For water propagation, place the stem cutting in a clean container filled with about two inches of water. Set the container in a location with bright, but indirect sunlight. To encourage root growth, change the water daily.
Watering and Fertilizing
Consistent and proper watering is crucial for the successful propagation of Chinese Evergreen cuttings. For soil propagation, keep the soil consistently moist but not waterlogged. Checking the moisture level weekly can help maintain the right balance.
In the case of water propagation, make sure to change the water daily to prevent contamination and promote root development.
Once roots start to form, you can gradually reduce the watering frequency. After the new plant has established itself, switch to a complete liquid houseplant fertilizer diluted to half-strength, applying it every four weeks to support healthy growth.
Caring for the New Plant
After successfully propagating your Chinese evergreen, it is crucial to give it the proper care for it to thrive. In this section, we will explore the optimal conditions for your newly propagated plant, focusing on light requirements, temperature and humidity, and the watering and fertilizing schedule.
Chinese evergreens are tropical understory plants, meaning they naturally grow shaded by larger trees. As a result, they prefer bright, indirect sunlight. Direct sunlight can scorch their leaves and stunt their growth. Place your new plant in a spot with filtered sunlight or near a well-lit window, but not in direct sunlight.
Temperature and Humidity
These plants thrive in warm and humid environments. Maintain a consistent temperature between 65-85°F (18-29°C) to keep your Chinese evergreen healthy. Avoid placing it in drafty areas, as sudden temperature drops can harm the plant. To increase humidity, consider misting the plant occasionally, placing it on a tray with damp pebbles, or using a humidifier nearby.
Newly propagated Chinese evergreens have smaller root systems, so they require more attention when it comes to watering. Ensure the soil remains consistently moist but never waterlogged. Overwatering can lead to root rot and other diseases.
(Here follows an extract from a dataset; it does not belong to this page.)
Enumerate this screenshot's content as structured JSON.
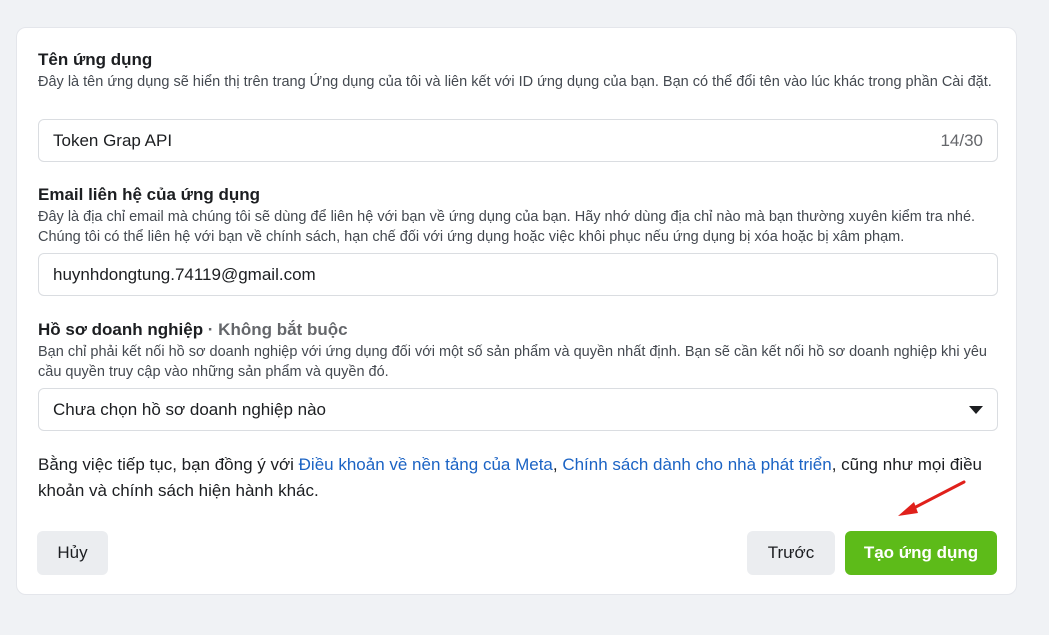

It is better to underwater these plants slightly, as they are more sensitive to overwatering. Keep an eye on the soil moisture, and adjust your watering schedule as needed.
Fertilizing your new plant can promote healthy growth. Chinese evergreen plants prefer water-soluble and well-balanced fertilizers diluted to half its strength. Apply it every four to six weeks during growing season (spring and summer), with higher frequency during the initial growth stages.
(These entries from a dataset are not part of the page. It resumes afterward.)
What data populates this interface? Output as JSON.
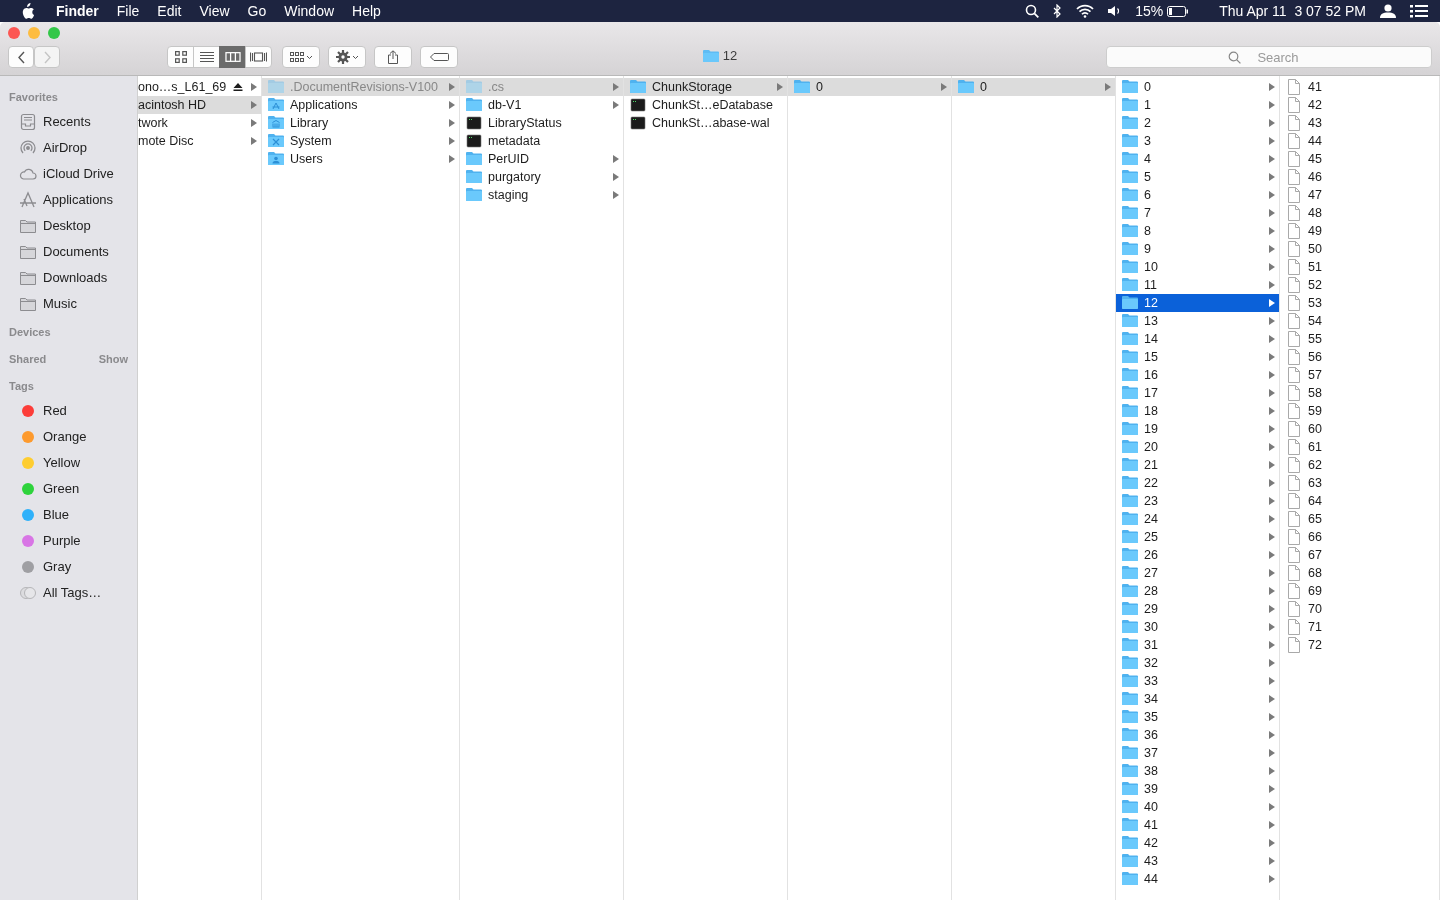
{
  "menu_bar": {
    "app": "Finder",
    "menus": [
      "File",
      "Edit",
      "View",
      "Go",
      "Window",
      "Help"
    ],
    "battery_percent": "15%",
    "clock": "Thu Apr 11  3 07 52 PM"
  },
  "window": {
    "title": "12",
    "nav_buttons": [
      {
        "kind": "back",
        "disabled": false
      },
      {
        "kind": "forward",
        "disabled": true
      }
    ],
    "view_modes": [
      {
        "kind": "icon",
        "selected": false
      },
      {
        "kind": "list",
        "selected": false
      },
      {
        "kind": "column",
        "selected": true
      },
      {
        "kind": "cover",
        "selected": false
      }
    ],
    "search": {
      "placeholder": "Search"
    }
  },
  "sidebar": {
    "sections": [
      {
        "title": "Favorites",
        "items": [
          {
            "label": "Recents",
            "kind": "recents"
          },
          {
            "label": "AirDrop",
            "kind": "airdrop"
          },
          {
            "label": "iCloud Drive",
            "kind": "cloud"
          },
          {
            "label": "Applications",
            "kind": "apps"
          },
          {
            "label": "Desktop",
            "kind": "folder"
          },
          {
            "label": "Documents",
            "kind": "folder"
          },
          {
            "label": "Downloads",
            "kind": "folder"
          },
          {
            "label": "Music",
            "kind": "folder"
          }
        ]
      },
      {
        "title": "Devices"
      },
      {
        "title": "Shared",
        "action": "Show"
      },
      {
        "title": "Tags",
        "items": [
          {
            "label": "Red",
            "kind": "tag",
            "color": "#fc3d39"
          },
          {
            "label": "Orange",
            "kind": "tag",
            "color": "#fd9a2e"
          },
          {
            "label": "Yellow",
            "kind": "tag",
            "color": "#fecd30"
          },
          {
            "label": "Green",
            "kind": "tag",
            "color": "#2ed33c"
          },
          {
            "label": "Blue",
            "kind": "tag",
            "color": "#2fb1fa"
          },
          {
            "label": "Purple",
            "kind": "tag",
            "color": "#d875e5"
          },
          {
            "label": "Gray",
            "kind": "tag",
            "color": "#9f9fa3"
          },
          {
            "label": "All Tags…",
            "kind": "all-tags"
          }
        ]
      }
    ]
  },
  "columns": [
    {
      "active": false,
      "items": [
        {
          "name": "ono…s_L61_69",
          "kind": "volume",
          "arrow": true,
          "selected": false,
          "eject": true
        },
        {
          "name": "acintosh HD",
          "kind": "volume",
          "arrow": true,
          "selected": true,
          "eject": false
        },
        {
          "name": "twork",
          "kind": "volume",
          "arrow": true,
          "selected": false,
          "eject": false
        },
        {
          "name": "mote Disc",
          "kind": "volume",
          "arrow": true,
          "selected": false,
          "eject": false
        }
      ]
    },
    {
      "active": false,
      "items": [
        {
          "name": ".DocumentRevisions-V100",
          "kind": "folder",
          "arrow": true,
          "selected": true,
          "dimmed": true
        },
        {
          "name": "Applications",
          "kind": "apps-folder",
          "arrow": true,
          "selected": false,
          "dimmed": false
        },
        {
          "name": "Library",
          "kind": "library-folder",
          "arrow": true,
          "selected": false,
          "dimmed": false
        },
        {
          "name": "System",
          "kind": "system-folder",
          "arrow": true,
          "selected": false,
          "dimmed": false
        },
        {
          "name": "Users",
          "kind": "users-folder",
          "arrow": true,
          "selected": false,
          "dimmed": false
        }
      ]
    },
    {
      "active": false,
      "items": [
        {
          "name": ".cs",
          "kind": "folder",
          "arrow": true,
          "selected": true,
          "dimmed": true
        },
        {
          "name": "db-V1",
          "kind": "folder",
          "arrow": true,
          "selected": false,
          "dimmed": false
        },
        {
          "name": "LibraryStatus",
          "kind": "exec",
          "arrow": false,
          "selected": false,
          "dimmed": false
        },
        {
          "name": "metadata",
          "kind": "exec",
          "arrow": false,
          "selected": false,
          "dimmed": false
        },
        {
          "name": "PerUID",
          "kind": "folder",
          "arrow": true,
          "selected": false,
          "dimmed": false
        },
        {
          "name": "purgatory",
          "kind": "folder",
          "arrow": true,
          "selected": false,
          "dimmed": false
        },
        {
          "name": "staging",
          "kind": "folder",
          "arrow": true,
          "selected": false,
          "dimmed": false
        }
      ]
    },
    {
      "active": false,
      "items": [
        {
          "name": "ChunkStorage",
          "kind": "folder",
          "arrow": true,
          "selected": true
        },
        {
          "name": "ChunkSt…eDatabase",
          "kind": "exec",
          "arrow": false,
          "selected": false
        },
        {
          "name": "ChunkSt…abase-wal",
          "kind": "exec",
          "arrow": false,
          "selected": false
        }
      ]
    },
    {
      "active": false,
      "items": [
        {
          "name": "0",
          "kind": "folder",
          "arrow": true,
          "selected": true
        }
      ]
    },
    {
      "active": false,
      "items": [
        {
          "name": "0",
          "kind": "folder",
          "arrow": true,
          "selected": true
        }
      ]
    },
    {
      "active": true,
      "items": [
        {
          "name": "0",
          "kind": "folder",
          "arrow": true,
          "selected": false
        },
        {
          "name": "1",
          "kind": "folder",
          "arrow": true,
          "selected": false
        },
        {
          "name": "2",
          "kind": "folder",
          "arrow": true,
          "selected": false
        },
        {
          "name": "3",
          "kind": "folder",
          "arrow": true,
          "selected": false
        },
        {
          "name": "4",
          "kind": "folder",
          "arrow": true,
          "selected": false
        },
        {
          "name": "5",
          "kind": "folder",
          "arrow": true,
          "selected": false
        },
        {
          "name": "6",
          "kind": "folder",
          "arrow": true,
          "selected": false
        },
        {
          "name": "7",
          "kind": "folder",
          "arrow": true,
          "selected": false
        },
        {
          "name": "8",
          "kind": "folder",
          "arrow": true,
          "selected": false
        },
        {
          "name": "9",
          "kind": "folder",
          "arrow": true,
          "selected": false
        },
        {
          "name": "10",
          "kind": "folder",
          "arrow": true,
          "selected": false
        },
        {
          "name": "11",
          "kind": "folder",
          "arrow": true,
          "selected": false
        },
        {
          "name": "12",
          "kind": "folder",
          "arrow": true,
          "selected": true
        },
        {
          "name": "13",
          "kind": "folder",
          "arrow": true,
          "selected": false
        },
        {
          "name": "14",
          "kind": "folder",
          "arrow": true,
          "selected": false
        },
        {
          "name": "15",
          "kind": "folder",
          "arrow": true,
          "selected": false
        },
        {
          "name": "16",
          "kind": "folder",
          "arrow": true,
          "selected": false
        },
        {
          "name": "17",
          "kind": "folder",
          "arrow": true,
          "selected": false
        },
        {
          "name": "18",
          "kind": "folder",
          "arrow": true,
          "selected": false
        },
        {
          "name": "19",
          "kind": "folder",
          "arrow": true,
          "selected": false
        },
        {
          "name": "20",
          "kind": "folder",
          "arrow": true,
          "selected": false
        },
        {
          "name": "21",
          "kind": "folder",
          "arrow": true,
          "selected": false
        },
        {
          "name": "22",
          "kind": "folder",
          "arrow": true,
          "selected": false
        },
        {
          "name": "23",
          "kind": "folder",
          "arrow": true,
          "selected": false
        },
        {
          "name": "24",
          "kind": "folder",
          "arrow": true,
          "selected": false
        },
        {
          "name": "25",
          "kind": "folder",
          "arrow": true,
          "selected": false
        },
        {
          "name": "26",
          "kind": "folder",
          "arrow": true,
          "selected": false
        },
        {
          "name": "27",
          "kind": "folder",
          "arrow": true,
          "selected": false
        },
        {
          "name": "28",
          "kind": "folder",
          "arrow": true,
          "selected": false
        },
        {
          "name": "29",
          "kind": "folder",
          "arrow": true,
          "selected": false
        },
        {
          "name": "30",
          "kind": "folder",
          "arrow": true,
          "selected": false
        },
        {
          "name": "31",
          "kind": "folder",
          "arrow": true,
          "selected": false
        },
        {
          "name": "32",
          "kind": "folder",
          "arrow": true,
          "selected": false
        },
        {
          "name": "33",
          "kind": "folder",
          "arrow": true,
          "selected": false
        },
        {
          "name": "34",
          "kind": "folder",
          "arrow": true,
          "selected": false
        },
        {
          "name": "35",
          "kind": "folder",
          "arrow": true,
          "selected": false
        },
        {
          "name": "36",
          "kind": "folder",
          "arrow": true,
          "selected": false
        },
        {
          "name": "37",
          "kind": "folder",
          "arrow": true,
          "selected": false
        },
        {
          "name": "38",
          "kind": "folder",
          "arrow": true,
          "selected": false
        },
        {
          "name": "39",
          "kind": "folder",
          "arrow": true,
          "selected": false
        },
        {
          "name": "40",
          "kind": "folder",
          "arrow": true,
          "selected": false
        },
        {
          "name": "41",
          "kind": "folder",
          "arrow": true,
          "selected": false
        },
        {
          "name": "42",
          "kind": "folder",
          "arrow": true,
          "selected": false
        },
        {
          "name": "43",
          "kind": "folder",
          "arrow": true,
          "selected": false
        },
        {
          "name": "44",
          "kind": "folder",
          "arrow": true,
          "selected": false
        }
      ]
    },
    {
      "items": [
        {
          "name": "41",
          "kind": "file",
          "arrow": false,
          "selected": false
        },
        {
          "name": "42",
          "kind": "file",
          "arrow": false,
          "selected": false
        },
        {
          "name": "43",
          "kind": "file",
          "arrow": false,
          "selected": false
        },
        {
          "name": "44",
          "kind": "file",
          "arrow": false,
          "selected": false
        },
        {
          "name": "45",
          "kind": "file",
          "arrow": false,
          "selected": false
        },
        {
          "name": "46",
          "kind": "file",
          "arrow": false,
          "selected": false
        },
        {
          "name": "47",
          "kind": "file",
          "arrow": false,
          "selected": false
        },
        {
          "name": "48",
          "kind": "file",
          "arrow": false,
          "selected": false
        },
        {
          "name": "49",
          "kind": "file",
          "arrow": false,
          "selected": false
        },
        {
          "name": "50",
          "kind": "file",
          "arrow": false,
          "selected": false
        },
        {
          "name": "51",
          "kind": "file",
          "arrow": false,
          "selected": false
        },
        {
          "name": "52",
          "kind": "file",
          "arrow": false,
          "selected": false
        },
        {
          "name": "53",
          "kind": "file",
          "arrow": false,
          "selected": false
        },
        {
          "name": "54",
          "kind": "file",
          "arrow": false,
          "selected": false
        },
        {
          "name": "55",
          "kind": "file",
          "arrow": false,
          "selected": false
        },
        {
          "name": "56",
          "kind": "file",
          "arrow": false,
          "selected": false
        },
        {
          "name": "57",
          "kind": "file",
          "arrow": false,
          "selected": false
        },
        {
          "name": "58",
          "kind": "file",
          "arrow": false,
          "selected": false
        },
        {
          "name": "59",
          "kind": "file",
          "arrow": false,
          "selected": false
        },
        {
          "name": "60",
          "kind": "file",
          "arrow": false,
          "selected": false
        },
        {
          "name": "61",
          "kind": "file",
          "arrow": false,
          "selected": false
        },
        {
          "name": "62",
          "kind": "file",
          "arrow": false,
          "selected": false
        },
        {
          "name": "63",
          "kind": "file",
          "arrow": false,
          "selected": false
        },
        {
          "name": "64",
          "kind": "file",
          "arrow": false,
          "selected": false
        },
        {
          "name": "65",
          "kind": "file",
          "arrow": false,
          "selected": false
        },
        {
          "name": "66",
          "kind": "file",
          "arrow": false,
          "selected": false
        },
        {
          "name": "67",
          "kind": "file",
          "arrow": false,
          "selected": false
        },
        {
          "name": "68",
          "kind": "file",
          "arrow": false,
          "selected": false
        },
        {
          "name": "69",
          "kind": "file",
          "arrow": false,
          "selected": false
        },
        {
          "name": "70",
          "kind": "file",
          "arrow": false,
          "selected": false
        },
        {
          "name": "71",
          "kind": "file",
          "arrow": false,
          "selected": false
        },
        {
          "name": "72",
          "kind": "file",
          "arrow": false,
          "selected": false
        }
      ]
    }
  ]
}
Remember to take extra care when propagating and nurturing your new Chinese evergreen plant, as giving it the proper conditions, along with ample light, temperature, and humidity, as well as the right watering and fertilizing schedule, will ensure it grows to be a healthy, well-established plant in your collection.
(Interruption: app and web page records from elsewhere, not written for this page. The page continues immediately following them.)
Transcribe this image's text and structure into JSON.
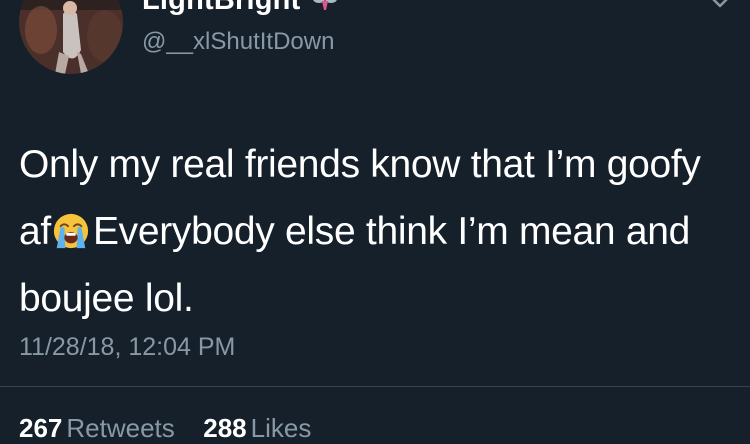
{
  "user": {
    "display_name": "LightBright",
    "handle": "@__xlShutItDown"
  },
  "tweet": {
    "lines": [
      "Only my real friends know that I’m goofy",
      "af",
      "Everybody else think I’m mean and",
      "boujee lol."
    ],
    "emoji": "loudly-crying-face-emoji",
    "timestamp": "11/28/18, 12:04 PM"
  },
  "stats": {
    "retweets_count": "267",
    "retweets_label": "Retweets",
    "likes_count": "288",
    "likes_label": "Likes"
  },
  "colors": {
    "background": "#15202b",
    "text": "#ffffff",
    "muted": "#8899a6",
    "divider": "#38444d"
  }
}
My name is Daniel Elrod, and I have been houseplant love ever since I was 17. I love how much joy they bring to any room in the home. I’ve always been amazed at how a few pots of flowing leaves can turn a drab and sterile office into an inviting place where people love to work at.